The next big question is: How do we divide our CMS into large-grained sets of discrete functionality – business services?

A good CMS cleanly separates content from presentation.  Even simple blog-oriented CMSs have this separation.  This blog is currently hosted in WordPress.  By simply downloading a different WordPress theme, I can change not only colors and fonts, but the entire structure of the site.  I can add widgets to the sidebar, change the header image, show either full posts or excerpts on the main page, add buttons to share on Twitter and Facebook, change URLs or move pages around into an entirely different hierarchical structure – all without touching the content of a single post.

With a large news-oriented CMS, this separation is even more important.  We deliver news not just to browsers, but to all kinds of applications and devices – from iPads to Bing Maps and Google Earth, from Microsoft Surface tables to a 70s-style arcade game machine in Rockefeller Center.  But our reporters and editors shouldn’t have to worry about – or even be aware of – all of that.  They just need to worry about crafting great stories.

Thus, the most obvious business services within our CMS are what we call Editorial and Delivery.

As a news organization, we not only deliver the news – we consume it in enormous quantities.  Feeds like the AP, UPI, Agence France-Presse, and hundreds of other text and photo sources all flow in 24 hours a day.  Then there are data sources like weather, stock market tickers, lottery results, etc.; it all has to be gathered, organized, searched, categorized, edited, and made available for publishing.  Elections produce enormous amounts of data that we need to sort, search, and aggregate.  All of this functionality makes up the Ingest business service.

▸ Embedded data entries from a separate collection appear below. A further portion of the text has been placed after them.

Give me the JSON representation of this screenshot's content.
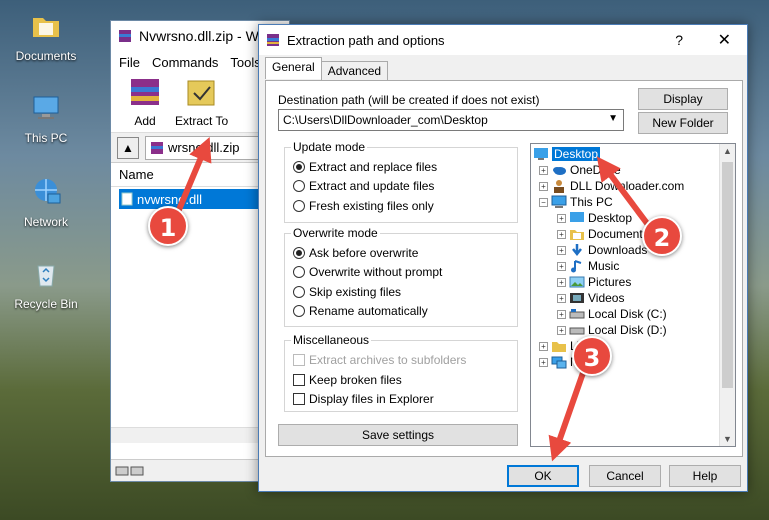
{
  "desktop": {
    "icons": [
      {
        "label": "Documents",
        "icon": "folder-icon"
      },
      {
        "label": "This PC",
        "icon": "computer-icon"
      },
      {
        "label": "Network",
        "icon": "network-icon"
      },
      {
        "label": "Recycle Bin",
        "icon": "recycle-bin-icon"
      }
    ]
  },
  "winrar": {
    "title": "Nvwrsno.dll.zip - Wi",
    "menu": [
      "File",
      "Commands",
      "Tools"
    ],
    "tools": [
      {
        "label": "Add",
        "icon": "add-archive-icon"
      },
      {
        "label": "Extract To",
        "icon": "extract-to-icon"
      }
    ],
    "path": "wrsno.dll.zip",
    "column_name": "Name",
    "file": "nvwrsno.dll"
  },
  "dialog": {
    "title": "Extraction path and options",
    "help": "?",
    "close": "✕",
    "tabs": [
      "General",
      "Advanced"
    ],
    "dest_label": "Destination path (will be created if does not exist)",
    "dest_value": "C:\\Users\\DllDownloader_com\\Desktop",
    "display_button": "Display",
    "new_folder_button": "New Folder",
    "update_mode": {
      "title": "Update mode",
      "options": [
        "Extract and replace files",
        "Extract and update files",
        "Fresh existing files only"
      ],
      "selected": 0
    },
    "overwrite_mode": {
      "title": "Overwrite mode",
      "options": [
        "Ask before overwrite",
        "Overwrite without prompt",
        "Skip existing files",
        "Rename automatically"
      ],
      "selected": 0
    },
    "misc": {
      "title": "Miscellaneous",
      "options": [
        {
          "label": "Extract archives to subfolders",
          "checked": false,
          "disabled": true
        },
        {
          "label": "Keep broken files",
          "checked": false,
          "disabled": false
        },
        {
          "label": "Display files in Explorer",
          "checked": false,
          "disabled": false
        }
      ]
    },
    "save_settings": "Save settings",
    "tree": [
      {
        "label": "Desktop",
        "icon": "desktop-icon",
        "selected": true
      },
      {
        "label": "OneDrive",
        "icon": "onedrive-icon"
      },
      {
        "label": "DLL Downloader.com",
        "icon": "user-icon"
      },
      {
        "label": "This PC",
        "icon": "computer-icon"
      },
      {
        "label": "Desktop",
        "icon": "desktop-icon"
      },
      {
        "label": "Documents",
        "icon": "documents-icon"
      },
      {
        "label": "Downloads",
        "icon": "downloads-icon"
      },
      {
        "label": "Music",
        "icon": "music-icon"
      },
      {
        "label": "Pictures",
        "icon": "pictures-icon"
      },
      {
        "label": "Videos",
        "icon": "videos-icon"
      },
      {
        "label": "Local Disk (C:)",
        "icon": "disk-icon"
      },
      {
        "label": "Local Disk (D:)",
        "icon": "disk-icon"
      },
      {
        "label": "Lil",
        "icon": "libraries-icon"
      },
      {
        "label": "N",
        "icon": "network-icon"
      }
    ],
    "ok": "OK",
    "cancel": "Cancel",
    "help_button": "Help"
  },
  "annotations": [
    "1",
    "2",
    "3"
  ],
  "colors": {
    "badge": "#e8493e",
    "selection": "#0078d7"
  }
}
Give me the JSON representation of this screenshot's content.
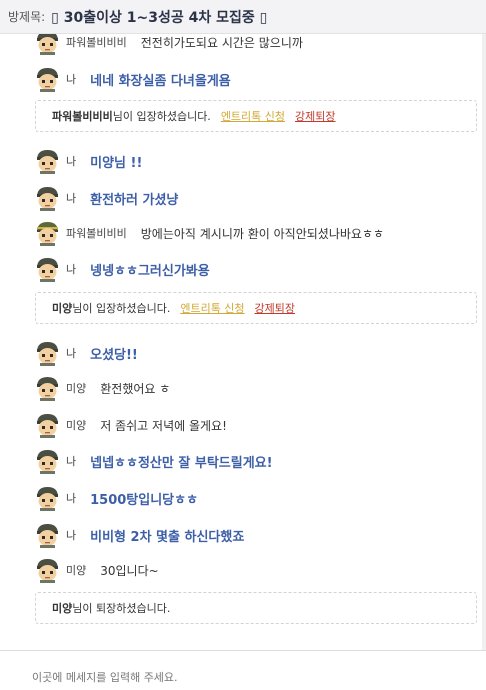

One type of ingested content absent from the list above is video.  NBC News (a parent of ours) is one of the largest producers of video news content in the world.  We support the websites for msnbc.com, cnbc.com, todayshow.com, plus shows like Rachel Maddow, Countdown, Dateline, Nightly News, Meet the Press, and more.  Video is different from text and photo content in many ways:  sheer file size, bandwidth consumption, encoding standards (and the computing powered needed for encoding), editing tools, advertising model, etc.

As a result of this complexity, video is a technical and editorial specialty unto itself.  I’m no expert in video, so I’ll leave the detailed discussion to others.  But as a major functional area that has to integrate with everything else in our CMS, Video is a business service.

Our other parent (Microsoft) gives us access to a wealth of technology.  Not only the platform building blocks of Windows Server, ASP.NET, WCF, etc.; but also cool stuff like the ability to scan huge amounts of content and determine the most important people, places and concepts mentioned.  And to automatically determine which stories, photos, and videos are related to one another.  Check out the Related and Topics areas near the bottom of a story page to see what I mean.  Like video, we want this capability integrated with many other parts of the system, yet it is more or less a world unto itself.  This is the Topics business service.

With any non-trivial system, we also need to concern ourselves with day to day operations and maintenance.  How do we easily deploy to and configure all those servers in multiple data centers?  How do we monitor them and get notified when something isn’t working?  How do we get detailed troubleshooting data for a server or process gone awry?  While some of these capabilities need to be part of the implementation of every service, the data aggregation, monitoring and notifications are business functionality that forms the Operations service.

In future posts, I’ll dig into these services and their component applications, focusing first on the Delivery service.